6. Buy an individual policy from a private carrier
If you're unable to obtain a group policy and exceed the income requirements for Medicaid, you may be able to buy individual coverage directly from a Texas-licensed health carrier. View a list of carriers offering individual plans on TDI's website.
Individual policies can be expensive, and carriers will evaluate an applicant's health risk factors before making a decision to issue coverage. That means that if you have a serious medical condition, or are predisposed toward a certain condition, a carrier may decline to issue coverage. However, if a carrier declines to cover you, keep shopping. Each carrier has different criteria for accepting customers.
Individual coverage may be purchased as either an indemnity or managed care plan. Indemnity plans are sold exclusively by insurance companies, and will generally cover services from any licensed health provider as long as treatment is consistent with the terms of the policy. Managed care plans can be sold by both insurance companies and HMOs.
Typically, managed care plans are more affordable than indemnity plans, but indemnity plans provide members with the most flexibility in obtaining health services. The trade off is essentially choice versus cost.

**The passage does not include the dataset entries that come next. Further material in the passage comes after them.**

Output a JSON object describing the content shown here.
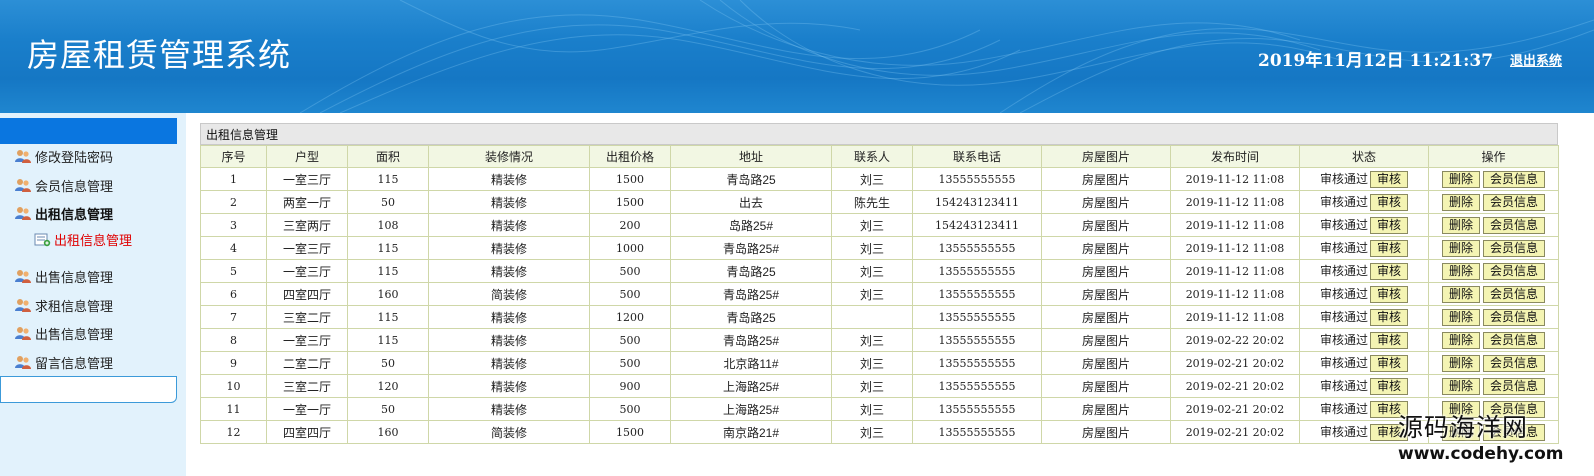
{
  "header": {
    "title": "房屋租赁管理系统",
    "clock": "2019年11月12日 11:21:37",
    "logout_label": "退出系统",
    "colors": {
      "banner": "#1a7fcb",
      "text": "#ffffff"
    }
  },
  "sidebar": {
    "items": [
      {
        "label": "修改登陆密码",
        "icon": "users-icon"
      },
      {
        "label": "会员信息管理",
        "icon": "users-icon"
      },
      {
        "label": "出租信息管理",
        "icon": "users-icon",
        "active": true
      },
      {
        "label": "出售信息管理",
        "icon": "users-icon"
      },
      {
        "label": "求租信息管理",
        "icon": "users-icon"
      },
      {
        "label": "出售信息管理",
        "icon": "users-icon"
      },
      {
        "label": "留言信息管理",
        "icon": "users-icon"
      }
    ],
    "subitem": {
      "label": "出租信息管理",
      "icon": "list-add-icon",
      "color": "#e00000"
    }
  },
  "main": {
    "panel_title": "出租信息管理",
    "columns": [
      "序号",
      "户型",
      "面积",
      "装修情况",
      "出租价格",
      "地址",
      "联系人",
      "联系电话",
      "房屋图片",
      "发布时间",
      "状态",
      "操作"
    ],
    "status_label": "审核通过",
    "review_button": "审核",
    "delete_button": "删除",
    "member_button": "会员信息",
    "rows": [
      {
        "id": "1",
        "type": "一室三厅",
        "area": "115",
        "decor": "精装修",
        "price": "1500",
        "address": "青岛路25",
        "contact": "刘三",
        "phone": "13555555555",
        "photo": "房屋图片",
        "time": "2019-11-12 11:08"
      },
      {
        "id": "2",
        "type": "两室一厅",
        "area": "50",
        "decor": "精装修",
        "price": "1500",
        "address": "出去",
        "contact": "陈先生",
        "phone": "154243123411",
        "photo": "房屋图片",
        "time": "2019-11-12 11:08"
      },
      {
        "id": "3",
        "type": "三室两厅",
        "area": "108",
        "decor": "精装修",
        "price": "200",
        "address": "岛路25#",
        "contact": "刘三",
        "phone": "154243123411",
        "photo": "房屋图片",
        "time": "2019-11-12 11:08"
      },
      {
        "id": "4",
        "type": "一室三厅",
        "area": "115",
        "decor": "精装修",
        "price": "1000",
        "address": "青岛路25#",
        "contact": "刘三",
        "phone": "13555555555",
        "photo": "房屋图片",
        "time": "2019-11-12 11:08"
      },
      {
        "id": "5",
        "type": "一室三厅",
        "area": "115",
        "decor": "精装修",
        "price": "500",
        "address": "青岛路25",
        "contact": "刘三",
        "phone": "13555555555",
        "photo": "房屋图片",
        "time": "2019-11-12 11:08"
      },
      {
        "id": "6",
        "type": "四室四厅",
        "area": "160",
        "decor": "简装修",
        "price": "500",
        "address": "青岛路25#",
        "contact": "刘三",
        "phone": "13555555555",
        "photo": "房屋图片",
        "time": "2019-11-12 11:08"
      },
      {
        "id": "7",
        "type": "三室二厅",
        "area": "115",
        "decor": "精装修",
        "price": "1200",
        "address": "青岛路25",
        "contact": "",
        "phone": "13555555555",
        "photo": "房屋图片",
        "time": "2019-11-12 11:08"
      },
      {
        "id": "8",
        "type": "一室三厅",
        "area": "115",
        "decor": "精装修",
        "price": "500",
        "address": "青岛路25#",
        "contact": "刘三",
        "phone": "13555555555",
        "photo": "房屋图片",
        "time": "2019-02-22 20:02"
      },
      {
        "id": "9",
        "type": "二室二厅",
        "area": "50",
        "decor": "精装修",
        "price": "500",
        "address": "北京路11#",
        "contact": "刘三",
        "phone": "13555555555",
        "photo": "房屋图片",
        "time": "2019-02-21 20:02"
      },
      {
        "id": "10",
        "type": "三室二厅",
        "area": "120",
        "decor": "精装修",
        "price": "900",
        "address": "上海路25#",
        "contact": "刘三",
        "phone": "13555555555",
        "photo": "房屋图片",
        "time": "2019-02-21 20:02"
      },
      {
        "id": "11",
        "type": "一室一厅",
        "area": "50",
        "decor": "精装修",
        "price": "500",
        "address": "上海路25#",
        "contact": "刘三",
        "phone": "13555555555",
        "photo": "房屋图片",
        "time": "2019-02-21 20:02"
      },
      {
        "id": "12",
        "type": "四室四厅",
        "area": "160",
        "decor": "简装修",
        "price": "1500",
        "address": "南京路21#",
        "contact": "刘三",
        "phone": "13555555555",
        "photo": "房屋图片",
        "time": "2019-02-21 20:02"
      }
    ]
  },
  "watermark": {
    "cn": "源码海洋网",
    "url": "www.codehy.com"
  }
}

Both carriers and agents must hold a valid Texas insurance license to legally sell insurance in the state. Before purchasing any individual health plan, it is important to verify that the carrier and agent are licensed. Verifying that the carrier is licensed protects you against fraud. In addition, a state guaranty association will pay some or all of the claims of a licensed carrier should it become insolvent. If you buy from an unlicensed entity, you may have to pay the costs of any claims yourself. For many health care services, this cost could be significant.Back to Top
7. Apply for coverage through the Texas Health Insurance Pool
If you are unable to obtain coverage through any other source, you can apply to join the Texas Health Insurance Pool (Health Pool). The Health Pool is a program primarily intended for Texans who are unable to obtain insurance from licensed private insurers because of their health condition.
Health Pool coverage is similar to that included in employer-sponsored or private insurance plans. Benefits cover hospital stays, physician services, and prescription drugs. The Health Pool also provides coverage for serious mental illness, subject to calendar year maximums for inpatient and outpatient treatment. The Health Pool does not cover treatment for chemical dependency or drug abuse.
Coverage through the Health Pool can be expensive - premiums are twice the rate charged in the standard market, as required by state law.
To qualify for Health Pool coverage, you must be one of the following:
- a federally defined eligible individual (HIPAA)
- rejected for substantially similar individual coverage for health reasons
- unable to find substantially similar individual coverage, except with riders that exclude coverage for medical conditions.
- a dependent of an adult covered by the Health Pool
- certified by an agent as unable because of a medical condition to obtain substantially similar individual coverage from a licensed insurance company or HMO that the agent represents
- diagnosed with a medical condition that automatically qualifies a person for coverage from the Health Pool.
If you are still eligible to continue an employer-sponsored health plan after separation from a job under the terms of federal COBRA regulations, you may be eligible for the Health Pool, but with a pre-existing condition waiting period.
The health pool has a premium subsidy program to help enrollees whose household incomes are at or below 300 percent of the federal poverty level. If you are in the health pool and would like to know if you qualify for a premium subsidy, please fill out the application form.
For more information about premiums, visit the health pool's rate information webpage.
The Health Pool website provides more information.Back to Top
8. Find low-cost health services in your area
For more information about other options and programs that may be able to help, visit our Resources page.
For more information contact: